Our mission, with the Nature Alliance, is to focus on the relationship between habitat and heritage and educate about Gettysburg and our collective natural and historic resources. We never want to lose sight of our rich history that shapes our heritage. But we do want to expand our reach, and help people understand how connected we really are and how our habitat and our heritage really are dependent upon each other.

At the Gettysburg Heritage Center in 2020, we want to renew our focus on heritage and explore the larger meaning of that word, which includes habitat. At our location at 297 Steinwehr Avenue, you can learn about the heritage of the Battle of Gettysburg as seen through the stories of the people who lived here during that time.

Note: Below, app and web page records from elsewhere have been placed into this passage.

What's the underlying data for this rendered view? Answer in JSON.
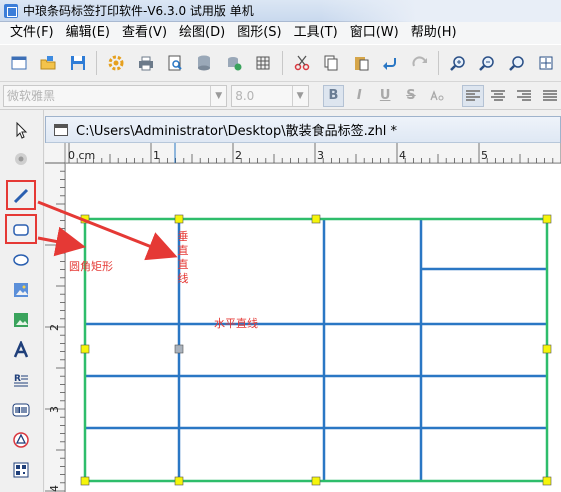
{
  "window": {
    "title": "中琅条码标签打印软件-V6.3.0 试用版 单机"
  },
  "menu": {
    "items": [
      {
        "label": "文件(F)"
      },
      {
        "label": "编辑(E)"
      },
      {
        "label": "查看(V)"
      },
      {
        "label": "绘图(D)"
      },
      {
        "label": "图形(S)"
      },
      {
        "label": "工具(T)"
      },
      {
        "label": "窗口(W)"
      },
      {
        "label": "帮助(H)"
      }
    ]
  },
  "format_toolbar": {
    "font_name": "微软雅黑",
    "font_size": "8.0",
    "bold": "B",
    "italic": "I",
    "underline": "U",
    "strike": "S"
  },
  "document": {
    "path": "C:\\Users\\Administrator\\Desktop\\散装食品标签.zhl *"
  },
  "ruler": {
    "unit": "0 cm",
    "h_ticks": [
      "1",
      "2",
      "3",
      "4",
      "5"
    ],
    "v_ticks": [
      "2",
      "3",
      "4"
    ]
  },
  "annotations": {
    "rounded_rect": "圆角矩形",
    "vertical_line": "垂直直线",
    "horizontal_line": "水平直线"
  },
  "colors": {
    "outer_border": "#2ebd6b",
    "grid_lines": "#2a77c4",
    "annotation": "#e53935",
    "handle": "#f5f50a"
  }
}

Their stories are harrowing and unimaginable to many of us. But we all have our stories. This year, we’re going to learn as many of those stories as we can—simply by asking people. We want to understand different perspectives. We want to know our visitors and our community. We want to build our own heritage and ensure that we are a sustainable asset to our amazing community.

Specifically, in 2020 we will:

• Enhance the center’s exhibits by focusing on visitor interaction and our visitors’ heritages

• Add to the center’s exhibits to continue the heritage of Gettysburg’s 1863 citizens, whose stories offer relevance and lessons in empathy

• Build our nonprofit through memberships and partnerships

• Build on the concepts of habitat and heritage and demonstrate, through exclusive programming, the relationship between the two

• Get to know our community and our visitors by building upon our What’s Your Story? campaign

• Continue our commitment to exemplary customer service

• Continue to serve as the official “Gettysburg Starts Here” headquarters

What do we mean by “Gettysburg Starts Here”?

We want to be the answer to arguably the number-one question people ask upon arrival to town: “Where do I start?” Yes, we are a small town. But we also have a lot to see and do. We want the community and visitors to know that we exist as a resource—many people who live here have never visited the museums or attractions, and that is a common occurrence. Humans love to travel, but often we forget about our own backyard! We’re here to help with that, offering a comfortable atmosphere and personal attention.

We want to be the headquarters for anyone exploring Gettysburg.

We currently offer a headquarters for the following:

• A museum focusing on Gettysburg’s civilians during the battle

• An award-winning orientation film produced by the American Battlefield Trust

• A popular gift shop and even more popular bookstore

• Licensed Battlefield Guided tours for individuals and groups

• GettyPeds tours (featuring the new Model T!)

• Victorian Carriage Company and Horse Tours of Gettysburg tours

• Special Events including book talks, author appearances, living history, and Night at the Museum program

• Visitor information—we’re happy to help with any questions!

• Ample, free parking for guest

• A location that is within easy walking distance to restaurants, lodging and other attractions, including the Gettysburg National Cemetery, Cemetery Hill and the High Water Mark

We are a headquarters. We have a heritage and a dynamic habitat. And we want to help everyone understand our story and the stories of others. We look forward to welcoming you this year. (And remember: Gettysburg residents always receive free admission to our museum.)

Tammy Myers is president of the Gettysburg Heritage Center.

(0) comments

Welcome to the discussion.

Keep it Clean. Please avoid obscene, vulgar, lewd, racist or sexually-oriented language.
PLEASE TURN OFF YOUR CAPS LOCK.
Don't Threaten. Threats of harming another person will not be tolerated.
Be Truthful. Don't knowingly lie about anyone or anything.
Be Nice. No racism, sexism or any sort of -ism that is degrading to another person.
Be Proactive. Use the 'Report' link on each comment to let us know of abusive posts.
Share with Us. We'd love to hear eyewitness accounts, the history behind an article.